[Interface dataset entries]
##########

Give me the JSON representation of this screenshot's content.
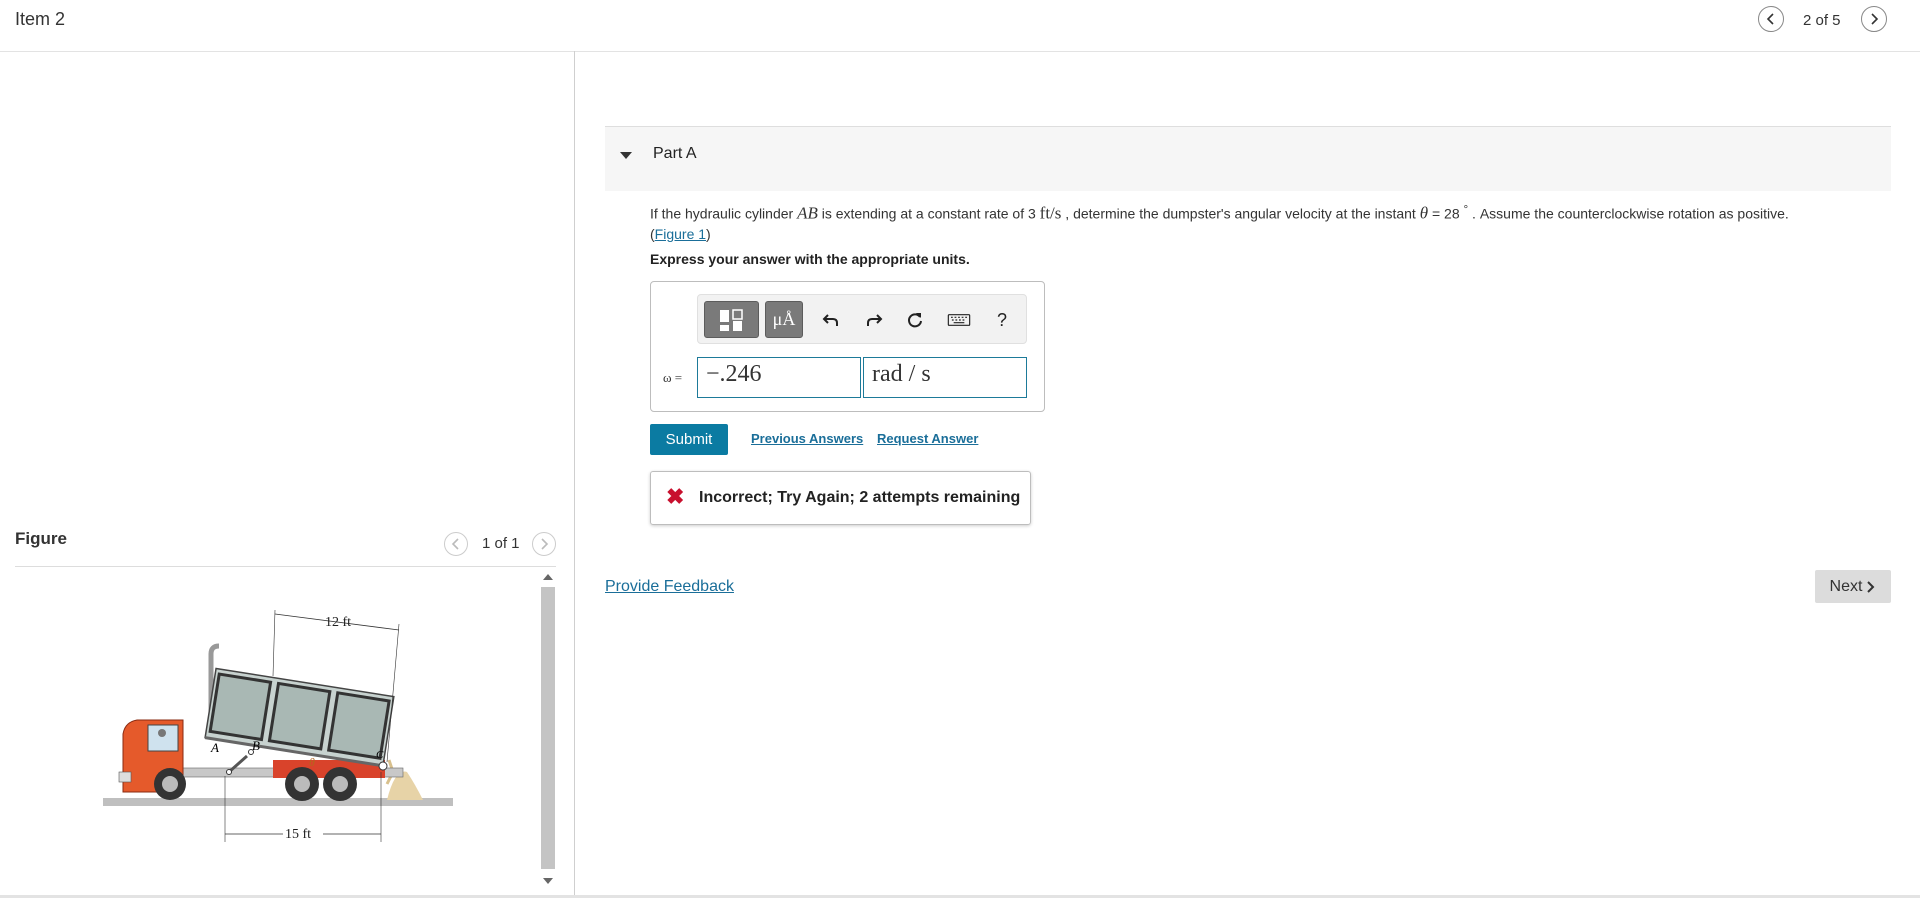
{
  "header": {
    "title": "Item 2",
    "pager": "2 of 5"
  },
  "figure": {
    "title": "Figure",
    "pager": "1 of 1",
    "labels": {
      "dim_top": "12 ft",
      "dim_bottom": "15 ft",
      "point_a": "A",
      "point_b": "B",
      "point_c": "C",
      "angle": "θ"
    }
  },
  "part": {
    "label": "Part A"
  },
  "question": {
    "t1": "If the hydraulic cylinder ",
    "m_ab": "AB",
    "t2": " is extending at a constant rate of 3 ",
    "m_unit": "ft/s",
    "t3": " , determine the dumpster's angular velocity at the instant ",
    "m_theta": "θ",
    "t4": " = 28 ",
    "deg": "°",
    "t5": " . Assume the counterclockwise rotation as positive.",
    "fig_open": "(",
    "fig_link": "Figure 1",
    "fig_close": ")"
  },
  "express": "Express your answer with the appropriate units.",
  "toolbar": {
    "units_btn": "μÅ",
    "help": "?"
  },
  "answer": {
    "label": "ω =",
    "value": "−.246",
    "units": "rad / s"
  },
  "actions": {
    "submit": "Submit",
    "previous_answers": "Previous Answers",
    "request_answer": "Request Answer"
  },
  "feedback": {
    "icon": "✖",
    "text": "Incorrect; Try Again; 2 attempts remaining"
  },
  "footer": {
    "provide_feedback": "Provide Feedback",
    "next": "Next"
  }
}
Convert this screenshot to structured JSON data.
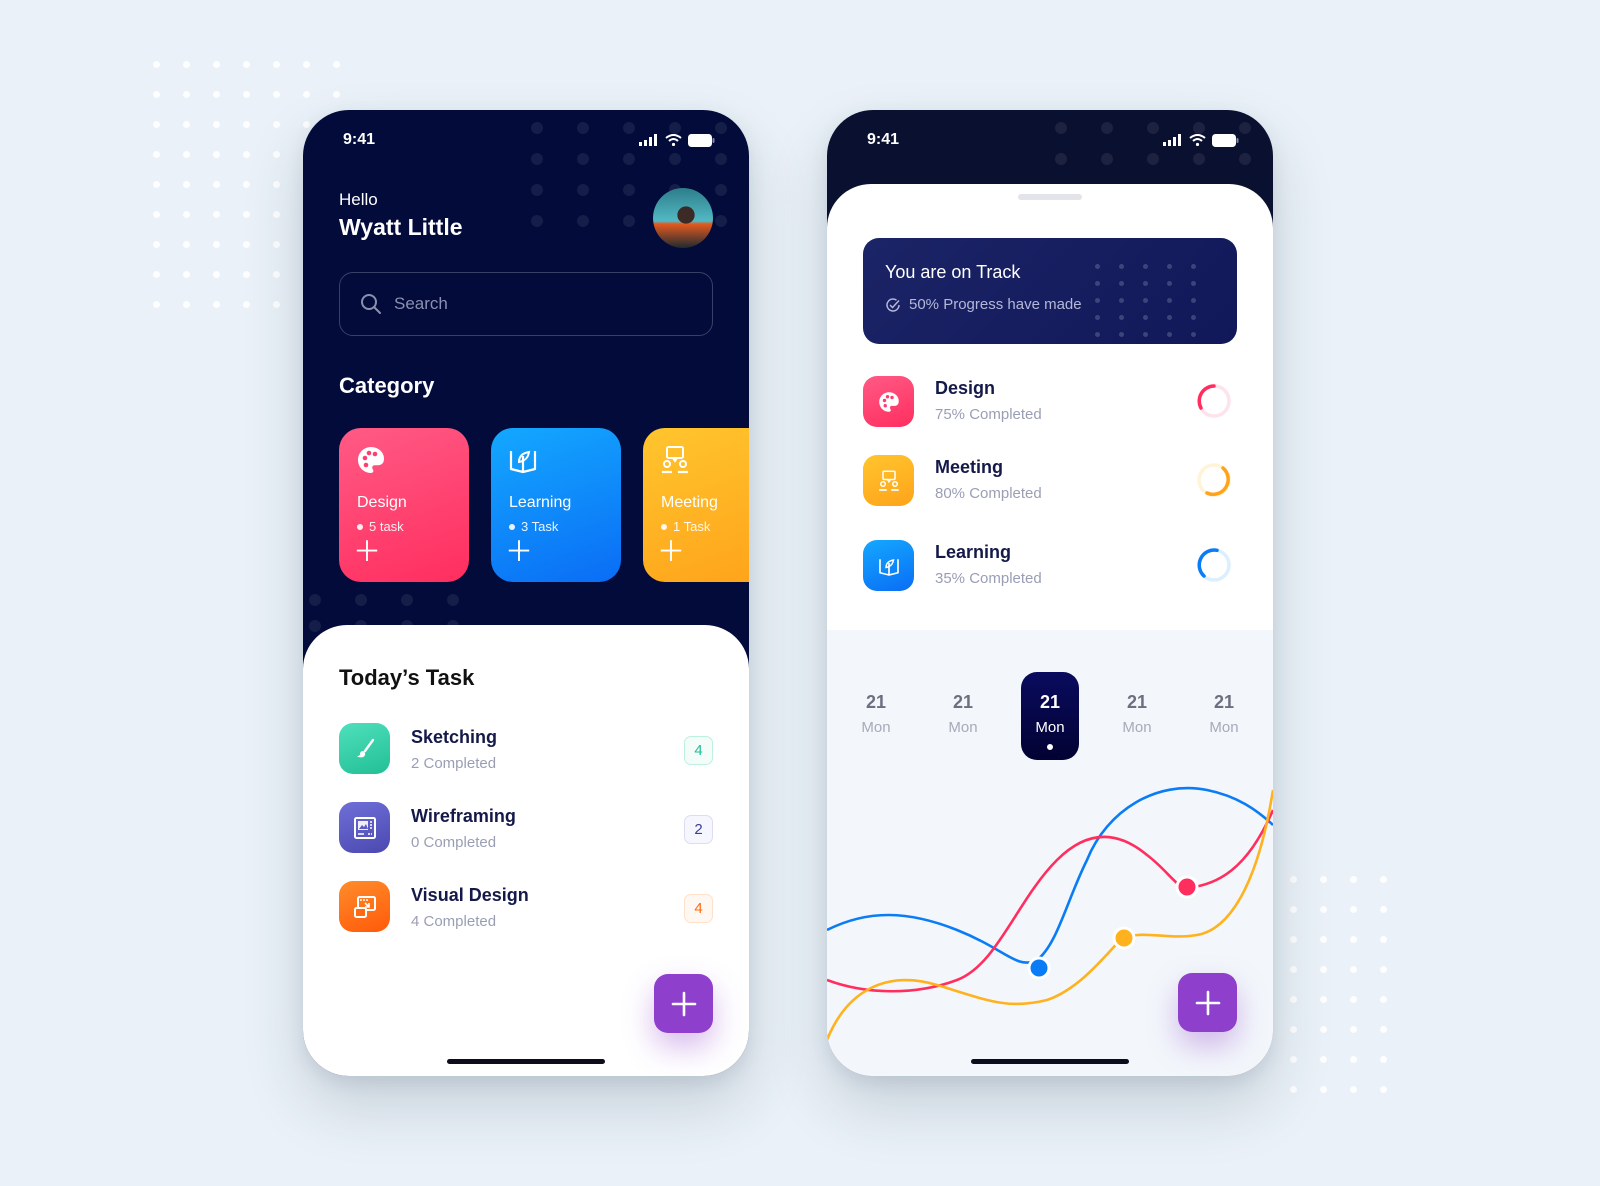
{
  "colors": {
    "navy": "#020b3a",
    "pink": "#ff3d6e",
    "blue": "#0a7cf5",
    "orange": "#ffb21e",
    "purple": "#8e3fcc",
    "teal": "#2fc8a0",
    "indigo": "#5b5bc4",
    "deep_orange": "#ff6a10"
  },
  "home_screen": {
    "status_time": "9:41",
    "greeting": "Hello",
    "user_name": "Wyatt Little",
    "search_placeholder": "Search",
    "category_title": "Category",
    "categories": [
      {
        "name": "Design",
        "count": "5 task",
        "icon": "palette-icon"
      },
      {
        "name": "Learning",
        "count": "3 Task",
        "icon": "book-leaf-icon"
      },
      {
        "name": "Meeting",
        "count": "1 Task",
        "icon": "meeting-icon"
      }
    ],
    "todays_task_title": "Today’s Task",
    "tasks": [
      {
        "name": "Sketching",
        "sub": "2 Completed",
        "badge": "4",
        "icon": "brush-icon"
      },
      {
        "name": "Wireframing",
        "sub": "0 Completed",
        "badge": "2",
        "icon": "wireframe-icon"
      },
      {
        "name": "Visual Design",
        "sub": "4 Completed",
        "badge": "4",
        "icon": "visual-design-icon"
      }
    ],
    "fab_label": "+"
  },
  "progress_screen": {
    "status_time": "9:41",
    "track_title": "You are on Track",
    "track_subtitle": "50% Progress have made",
    "progress_items": [
      {
        "name": "Design",
        "sub": "75% Completed",
        "percent": 75,
        "icon": "palette-icon"
      },
      {
        "name": "Meeting",
        "sub": "80% Completed",
        "percent": 80,
        "icon": "meeting-icon"
      },
      {
        "name": "Learning",
        "sub": "35% Completed",
        "percent": 35,
        "icon": "book-leaf-icon"
      }
    ],
    "days": [
      {
        "num": "21",
        "dow": "Mon",
        "active": false
      },
      {
        "num": "21",
        "dow": "Mon",
        "active": false
      },
      {
        "num": "21",
        "dow": "Mon",
        "active": true
      },
      {
        "num": "21",
        "dow": "Mon",
        "active": false
      },
      {
        "num": "21",
        "dow": "Mon",
        "active": false
      }
    ],
    "fab_label": "+"
  }
}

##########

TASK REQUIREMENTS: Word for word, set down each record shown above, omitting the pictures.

SOLVED PROBLEM:
Give me the JSON representation of this screenshot's content.
{
  "header": {
    "title": "Item 2",
    "pager": "2 of 5"
  },
  "figure": {
    "title": "Figure",
    "pager": "1 of 1",
    "labels": {
      "dim_top": "12 ft",
      "dim_bottom": "15 ft",
      "point_a": "A",
      "point_b": "B",
      "point_c": "C",
      "angle": "θ"
    }
  },
  "part": {
    "label": "Part A"
  },
  "question": {
    "t1": "If the hydraulic cylinder ",
    "m_ab": "AB",
    "t2": " is extending at a constant rate of 3 ",
    "m_unit": "ft/s",
    "t3": " , determine the dumpster's angular velocity at the instant ",
    "m_theta": "θ",
    "t4": " = 28 ",
    "deg": "°",
    "t5": " . Assume the counterclockwise rotation as positive.",
    "fig_open": "(",
    "fig_link": "Figure 1",
    "fig_close": ")"
  },
  "express": "Express your answer with the appropriate units.",
  "toolbar": {
    "units_btn": "μÅ",
    "help": "?"
  },
  "answer": {
    "label": "ω =",
    "value": "−.246",
    "units": "rad / s"
  },
  "actions": {
    "submit": "Submit",
    "previous_answers": "Previous Answers",
    "request_answer": "Request Answer"
  },
  "feedback": {
    "icon": "✖",
    "text": "Incorrect; Try Again; 2 attempts remaining"
  },
  "footer": {
    "provide_feedback": "Provide Feedback",
    "next": "Next"
  }
}
Convert this screenshot to structured JSON data.
{
  "colors": {
    "navy": "#020b3a",
    "pink": "#ff3d6e",
    "blue": "#0a7cf5",
    "orange": "#ffb21e",
    "purple": "#8e3fcc",
    "teal": "#2fc8a0",
    "indigo": "#5b5bc4",
    "deep_orange": "#ff6a10"
  },
  "home_screen": {
    "status_time": "9:41",
    "greeting": "Hello",
    "user_name": "Wyatt Little",
    "search_placeholder": "Search",
    "category_title": "Category",
    "categories": [
      {
        "name": "Design",
        "count": "5 task",
        "icon": "palette-icon"
      },
      {
        "name": "Learning",
        "count": "3 Task",
        "icon": "book-leaf-icon"
      },
      {
        "name": "Meeting",
        "count": "1 Task",
        "icon": "meeting-icon"
      }
    ],
    "todays_task_title": "Today’s Task",
    "tasks": [
      {
        "name": "Sketching",
        "sub": "2 Completed",
        "badge": "4",
        "icon": "brush-icon"
      },
      {
        "name": "Wireframing",
        "sub": "0 Completed",
        "badge": "2",
        "icon": "wireframe-icon"
      },
      {
        "name": "Visual Design",
        "sub": "4 Completed",
        "badge": "4",
        "icon": "visual-design-icon"
      }
    ],
    "fab_label": "+"
  },
  "progress_screen": {
    "status_time": "9:41",
    "track_title": "You are on Track",
    "track_subtitle": "50% Progress have made",
    "progress_items": [
      {
        "name": "Design",
        "sub": "75% Completed",
        "percent": 75,
        "icon": "palette-icon"
      },
      {
        "name": "Meeting",
        "sub": "80% Completed",
        "percent": 80,
        "icon": "meeting-icon"
      },
      {
        "name": "Learning",
        "sub": "35% Completed",
        "percent": 35,
        "icon": "book-leaf-icon"
      }
    ],
    "days": [
      {
        "num": "21",
        "dow": "Mon",
        "active": false
      },
      {
        "num": "21",
        "dow": "Mon",
        "active": false
      },
      {
        "num": "21",
        "dow": "Mon",
        "active": true
      },
      {
        "num": "21",
        "dow": "Mon",
        "active": false
      },
      {
        "num": "21",
        "dow": "Mon",
        "active": false
      }
    ],
    "fab_label": "+"
  }
}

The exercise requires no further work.